TRON (the original) a not-really review, and rewatching TRON: Legacy

So, as I said I would,I made sure to TRON: Legacy on a bigger screen. The graphics are even better than I'd guessed with the small screen,. I almost regret not watching it in 3-D as I hear they were very impressive. I watched a couple of scenes more than once, just to admire.

The digitally de-aged faces were worse than I had suspected and must have been a true disaster on screen, though the film is helped here by the fact that everyone, Sam included, looks a little bit plastic on the Grid.


So then I watched TRON again for the first time in a few years. After getting over the fact that Young Flynn and Young Alan had faces that moved, I started looking at the rest of it. The graphics have aged, quite definitely. The movie is hurt less than I'd have expected by this because they look like 80's arcade games, which is exactly what was intended.

Aside from that, I enjoyed the story. It's a fun story of adventure, heroism, and friendship. I never get tired of those. Flynn has to destroy a ruthless enemy, the Master Control Program(1), survive the Grid, and save a group of programs who have become his friends. He'd also like to get back to our world, but isn't sure that is even possible.

I thought the User/Program doubling was much better used in TRON than in Legacy. Because Tron echoes Alan, we--and Flynn--learn more about both characters. Tron's presence is felt before he actually appears on screen both because Alan talks about him and because we realize, upon spotting Tron, that we really already know him. He shares Alan's basic decency, good sense, and determination. The same is true for Lora/Yori. Neither is much developed as a character(2), but they clearly share a sense of adventure and a willingness to take risks for people and causes they care about.

The grid friendships Flynn forms are possible because of this. Flynn first trusts Tron primarily because he knows Alan, but the later, real-world ease between the two--briefly glimpsed in TRON and shown as developed in Legacy--is possible primarily because he has come to respect Tron and thus also Alan.

TRON has something else that I missed in Legacy: Geeks as heroes. Alan, Lora, and Flynn are all programmers. Flynn's "rebellion" takes the form of owning an arcade. He wrote most of the games in there. Ram, one of the secondary characters, may be a skillful fighter, but he only really smiles when he starts talking about accounting.(3)

Oh, and there is Bit. What's not to like about a sarcastic, two-word pet?

Is TRON a deeply meaningful story full of profound and penetrating insights into the human condition? No. Is it staying in my collection?
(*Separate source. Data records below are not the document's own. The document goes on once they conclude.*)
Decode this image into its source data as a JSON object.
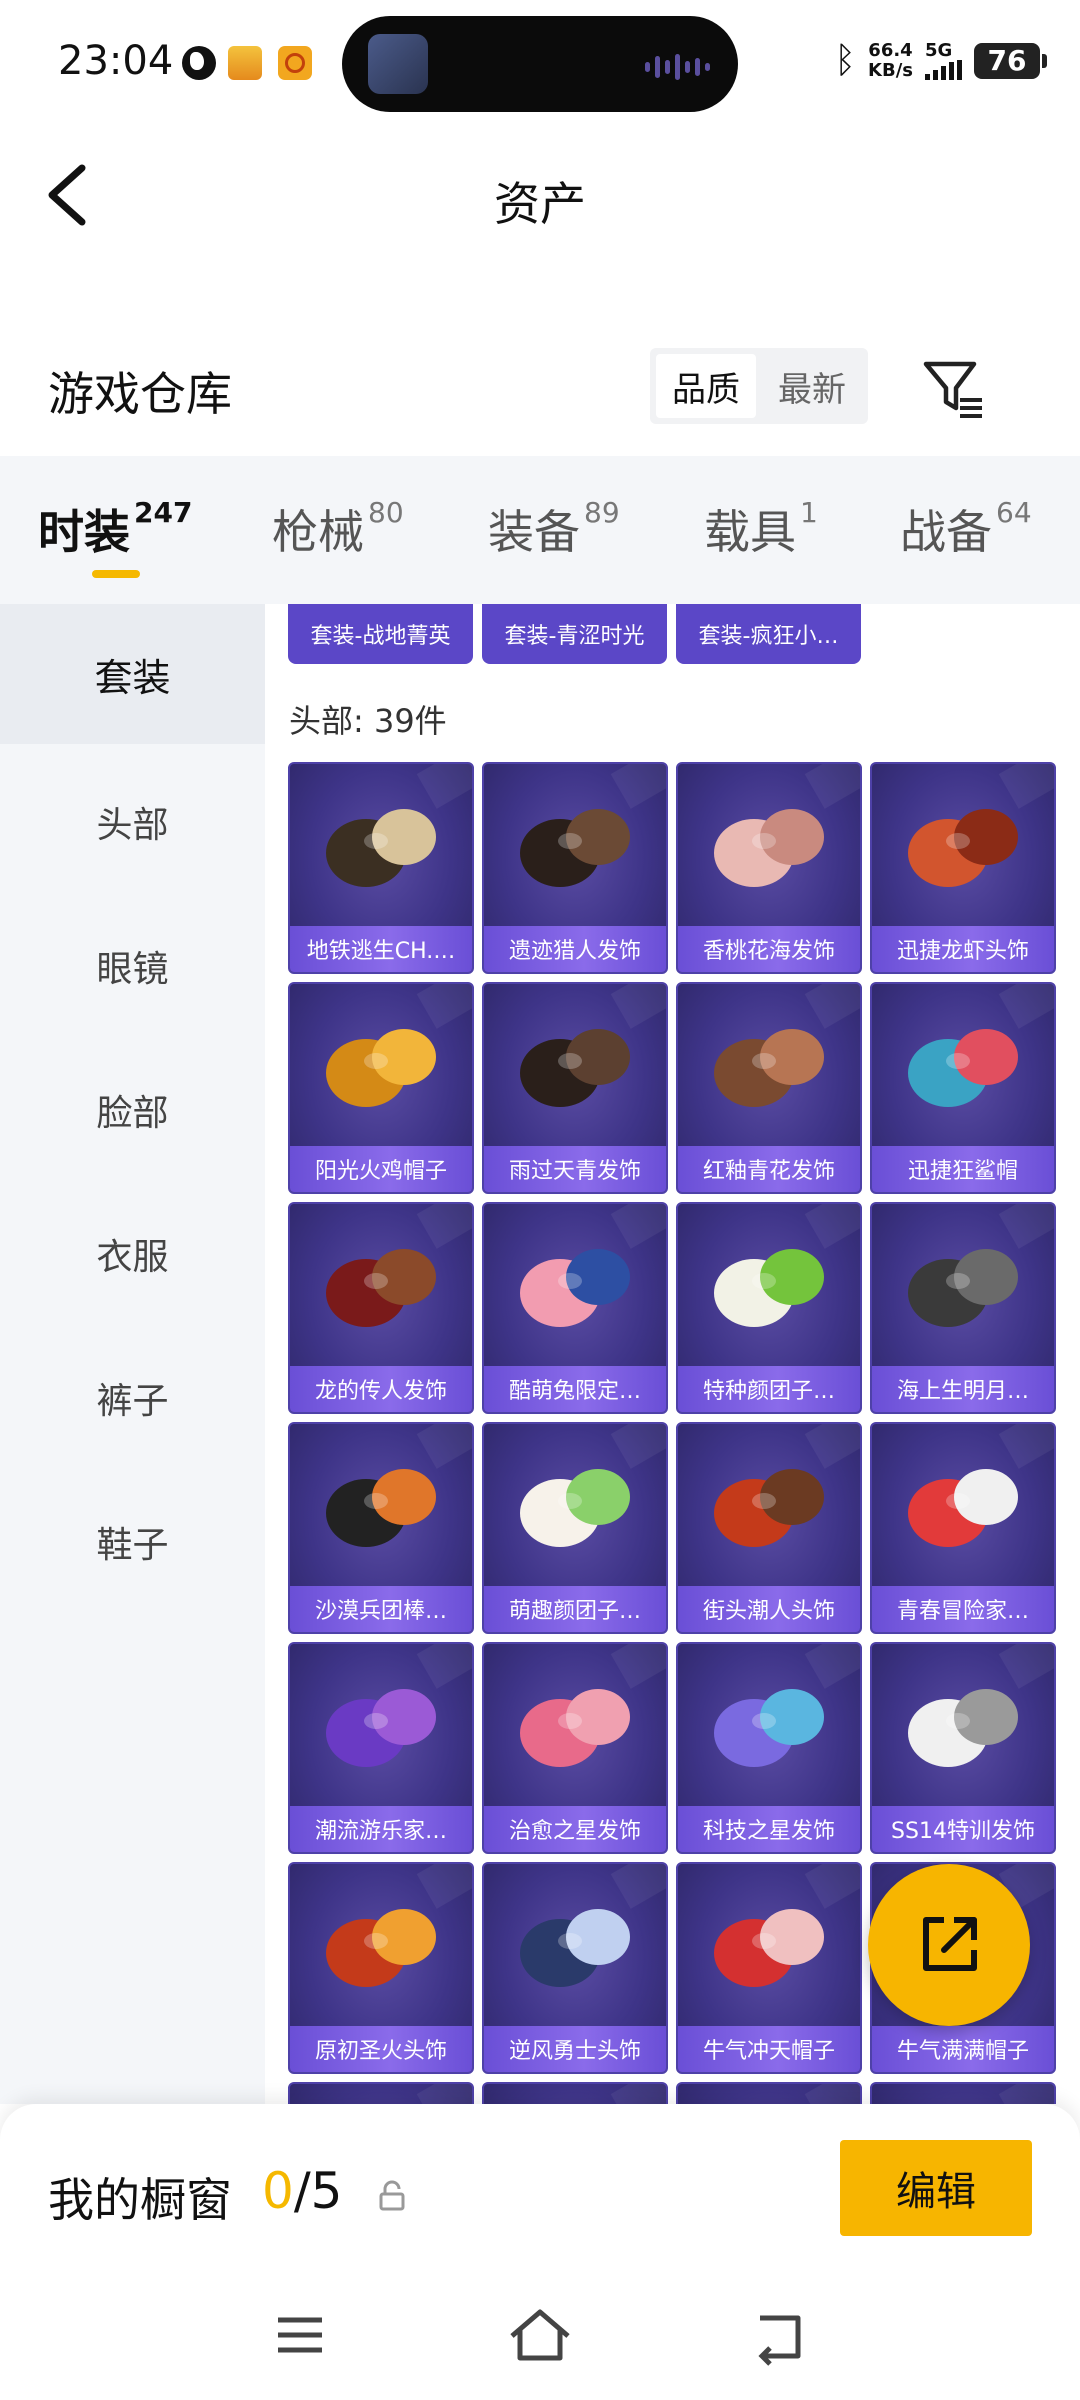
{
  "status_bar": {
    "time": "23:04",
    "net_speed_value": "66.4",
    "net_speed_unit": "KB/s",
    "network": "5G",
    "battery": "76"
  },
  "header": {
    "title": "资产"
  },
  "warehouse": {
    "title": "游戏仓库",
    "sort_options": [
      "品质",
      "最新"
    ],
    "sort_selected": "品质"
  },
  "tabs": [
    {
      "label": "时装",
      "count": "247",
      "active": true
    },
    {
      "label": "枪械",
      "count": "80"
    },
    {
      "label": "装备",
      "count": "89"
    },
    {
      "label": "载具",
      "count": "1"
    },
    {
      "label": "战备",
      "count": "64"
    }
  ],
  "sidebar": {
    "items": [
      {
        "label": "套装",
        "active": true
      },
      {
        "label": "头部"
      },
      {
        "label": "眼镜"
      },
      {
        "label": "脸部"
      },
      {
        "label": "衣服"
      },
      {
        "label": "裤子"
      },
      {
        "label": "鞋子"
      }
    ]
  },
  "suits": [
    "套装-战地菁英",
    "套装-青涩时光",
    "套装-疯狂小…"
  ],
  "section": {
    "label": "头部: 39件"
  },
  "items": [
    "地铁逃生CH.…",
    "遗迹猎人发饰",
    "香桃花海发饰",
    "迅捷龙虾头饰",
    "阳光火鸡帽子",
    "雨过天青发饰",
    "红釉青花发饰",
    "迅捷狂鲨帽",
    "龙的传人发饰",
    "酷萌兔限定…",
    "特种颜团子…",
    "海上生明月…",
    "沙漠兵团棒…",
    "萌趣颜团子…",
    "街头潮人头饰",
    "青春冒险家…",
    "潮流游乐家…",
    "治愈之星发饰",
    "科技之星发饰",
    "SS14特训发饰",
    "原初圣火头饰",
    "逆风勇士头饰",
    "牛气冲天帽子",
    "牛气满满帽子"
  ],
  "showcase": {
    "label": "我的橱窗",
    "current": "0",
    "total": "/5",
    "edit_label": "编辑"
  },
  "colors": {
    "accent": "#f7b500",
    "card_purple": "#3e3488",
    "label_purple": "#7a5ce0"
  }
}
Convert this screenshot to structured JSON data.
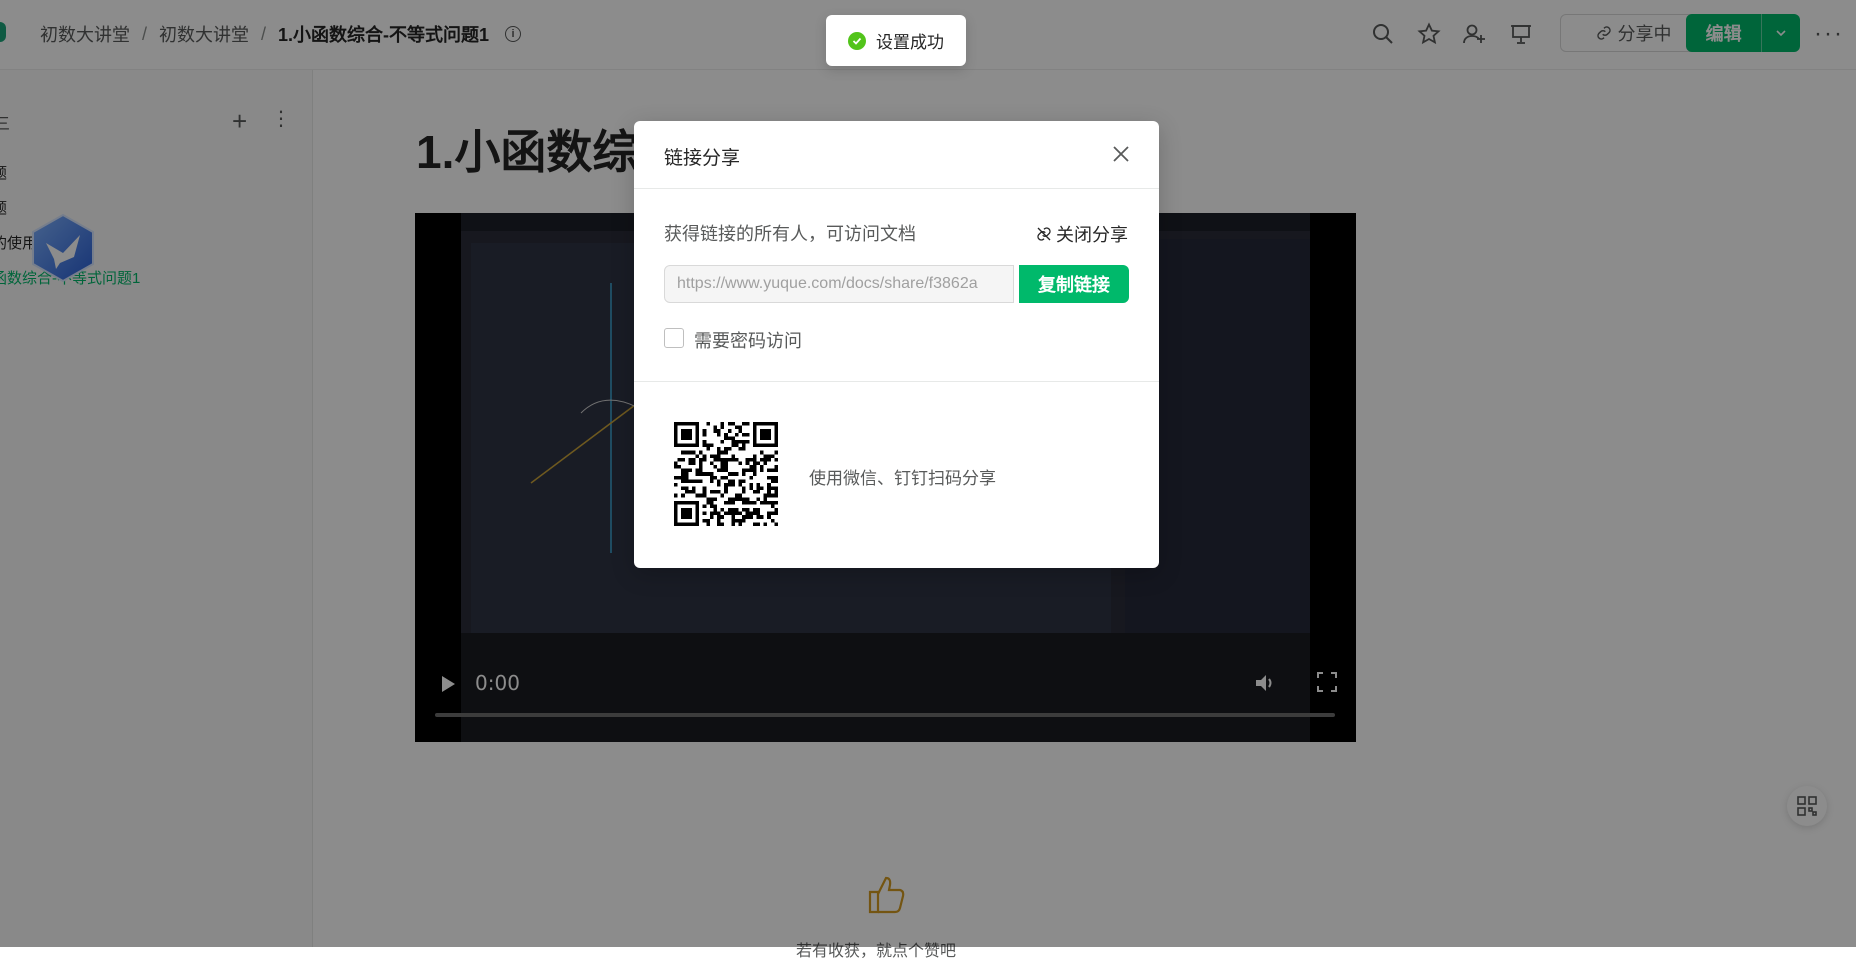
{
  "breadcrumb": {
    "items": [
      "初数大讲堂",
      "初数大讲堂"
    ],
    "separator": "/",
    "current": "1.小函数综合-不等式问题1"
  },
  "toolbar": {
    "share_label": "分享中",
    "edit_label": "编辑",
    "more_label": "···"
  },
  "sidebar": {
    "title_fragment": "三",
    "items": [
      {
        "label": "题"
      },
      {
        "label": "题"
      },
      {
        "label": "的使用"
      },
      {
        "label": "函数综合-不等式问题1"
      }
    ]
  },
  "document": {
    "title": "1.小函数综",
    "video_time": "0:00",
    "like_text": "若有收获，就点个赞吧"
  },
  "toast": {
    "message": "设置成功"
  },
  "share_modal": {
    "title": "链接分享",
    "permission_text": "获得链接的所有人，可访问文档",
    "close_share_label": "关闭分享",
    "link_value": "https://www.yuque.com/docs/share/f3862a",
    "copy_button_label": "复制链接",
    "password_label": "需要密码访问",
    "password_checked": false,
    "qr_caption": "使用微信、钉钉扫码分享"
  },
  "colors": {
    "brand_green": "#00b96b",
    "success_green": "#52c41a",
    "mask": "rgba(0,0,0,0.45)"
  }
}
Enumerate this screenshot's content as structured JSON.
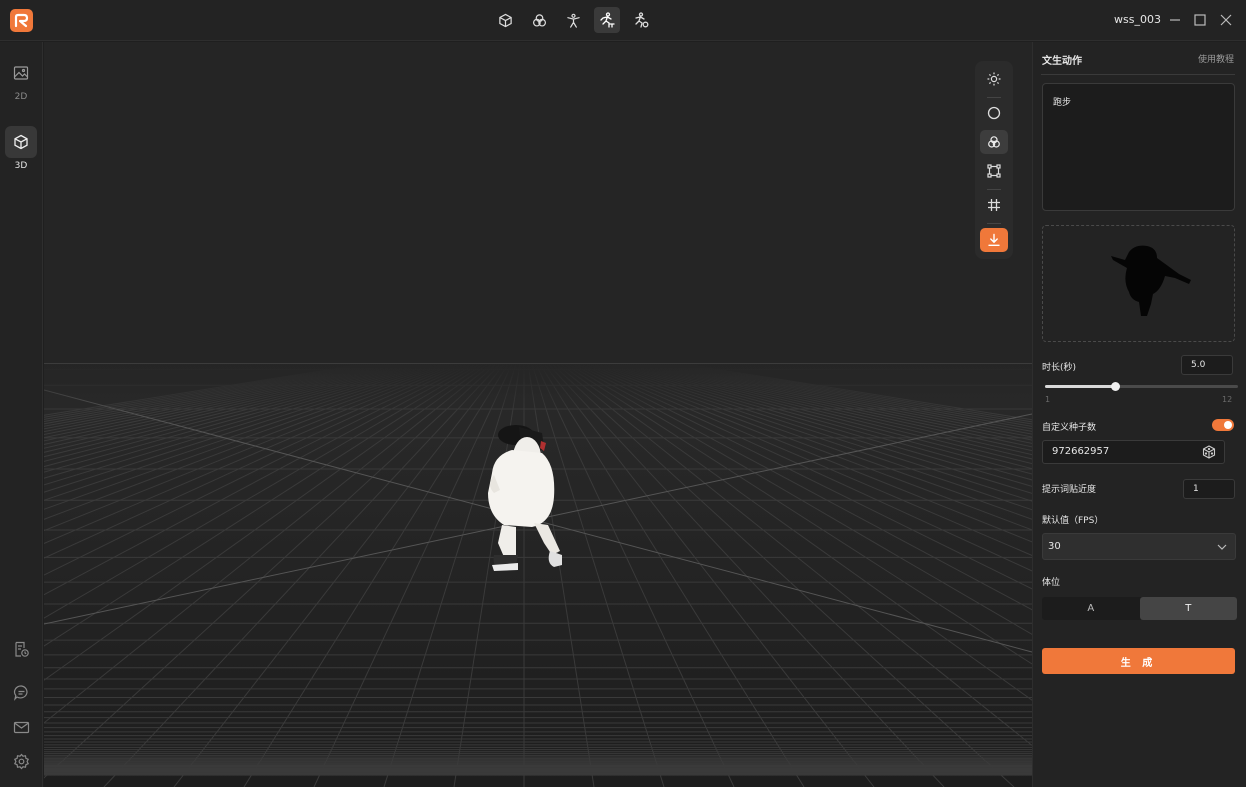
{
  "titlebar": {
    "project_name": "wss_003",
    "modes": [
      {
        "icon": "cube-icon",
        "active": false
      },
      {
        "icon": "three-circles-icon",
        "active": false
      },
      {
        "icon": "rig-skeleton-icon",
        "active": false
      },
      {
        "icon": "text-motion-icon",
        "active": true
      },
      {
        "icon": "video-motion-icon",
        "active": false
      }
    ]
  },
  "leftnav": {
    "items": [
      {
        "label": "2D",
        "icon": "image-icon",
        "active": false
      },
      {
        "label": "3D",
        "icon": "cube-icon",
        "active": true
      }
    ],
    "bottom_icons": [
      "task-list-icon",
      "chat-icon",
      "mail-icon",
      "settings-icon"
    ]
  },
  "viewport": {
    "toolbar": [
      "lighting-icon",
      "sphere-icon",
      "material-icon",
      "frame-icon",
      "grid-icon",
      "download-icon"
    ]
  },
  "panel": {
    "title": "文生动作",
    "tutorial": "使用教程",
    "prompt_text": "跑步",
    "duration": {
      "label": "时长(秒)",
      "value": "5.0",
      "min_label": "1",
      "max_label": "12",
      "min": 1,
      "max": 12,
      "current": 5.0
    },
    "custom_seed": {
      "label": "自定义种子数",
      "enabled": true,
      "value": "972662957"
    },
    "prompt_adherence": {
      "label": "提示词贴近度",
      "value": "1"
    },
    "fps": {
      "label": "默认值（FPS）",
      "value": "30"
    },
    "pose": {
      "label": "体位",
      "options": [
        "A",
        "T"
      ],
      "selected": "T"
    },
    "generate_label": "生 成"
  },
  "colors": {
    "accent": "#f0783a",
    "background": "#1f1f1f",
    "panel": "#232323"
  }
}
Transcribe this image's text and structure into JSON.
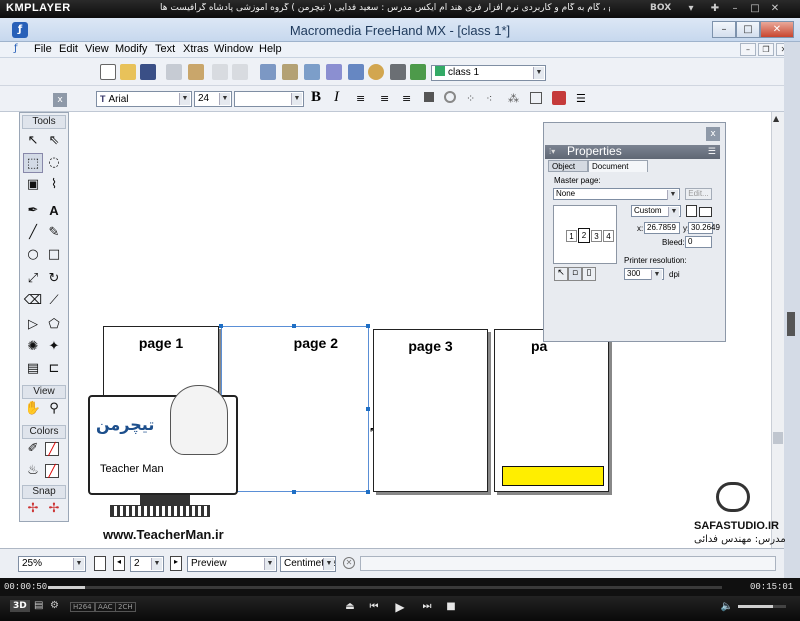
{
  "player": {
    "logo": "KMPLAYER",
    "title": "مجموعه آموزشی جامع ، گام به گام و کاربردی نرم افزار فری هند ام ایکس   مدرس : سعید فدایی ( تیچرمن ) گروه آموزشی پادشاه گرافیست ها",
    "box_label": "BOX",
    "time_elapsed": "00:00:50",
    "time_total": "00:15:01",
    "progress": 0.055,
    "volume": 0.72,
    "badges": [
      "H264",
      "AAC",
      "2CH"
    ],
    "btn_3d": "3D"
  },
  "app": {
    "window_title": "Macromedia FreeHand MX - [class 1*]",
    "menu": [
      "File",
      "Edit",
      "View",
      "Modify",
      "Text",
      "Xtras",
      "Window",
      "Help"
    ],
    "doc_dropdown": "class 1",
    "font_name": "Arial",
    "font_size": "24"
  },
  "tools_panel": {
    "title": "Tools",
    "view_title": "View",
    "colors_title": "Colors",
    "snap_title": "Snap"
  },
  "pages": [
    {
      "label": "page 1"
    },
    {
      "label": "page 2"
    },
    {
      "label": "page 3"
    },
    {
      "label": "pa"
    }
  ],
  "properties": {
    "title": "Properties",
    "tab_object": "Object",
    "tab_document": "Document",
    "master_page_label": "Master page:",
    "master_page_value": "None",
    "edit_btn": "Edit...",
    "size_value": "Custom",
    "x_label": "x:",
    "x_value": "26.7859",
    "y_label": "y:",
    "y_value": "30.2649",
    "bleed_label": "Bleed:",
    "bleed_value": "0",
    "thumbs": [
      "1",
      "2",
      "3",
      "4"
    ],
    "printer_res_label": "Printer resolution:",
    "printer_res_value": "300",
    "dpi_label": "dpi"
  },
  "status": {
    "zoom": "25%",
    "page_num": "2",
    "view_mode": "Preview",
    "units": "Centimeters"
  },
  "watermark": {
    "teacher_logo": "تیچرمن",
    "teacher_sub": "Teacher Man",
    "site": "www.TeacherMan.ir",
    "studio": "SAFASTUDIO.IR",
    "studio_sub": "مدرس: مهندس فدائی"
  },
  "colors": {
    "accent": "#1f6fc5",
    "yellow_block": "#ffee00"
  }
}
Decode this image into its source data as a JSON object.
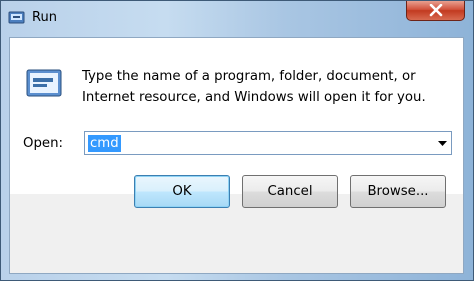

Yes. Definitely.

(1) Who doesn't need to bring armies to the real world. He's got the Pentagon on call--or will in a day or two. He's also got plans for the Kremlin, and he must want those Chinese language files for something.
(2)I like Yori/Lora better than Quorra as Representative Woman on screen (Yes, both films are  weak when it comes to gender). She seems more real and varied and is not left carrying the burden of an entire race all on her lonesome.  
(3)Mr. Entity (who loves both films) reminds me we get a brief look at Ram's user, too. He's Alan's cubical neighbor at ENCOM. I have to admit all I remember about that guy is that he likes popcorn which provides very little by way of character insight.

No comments:

Post a Comment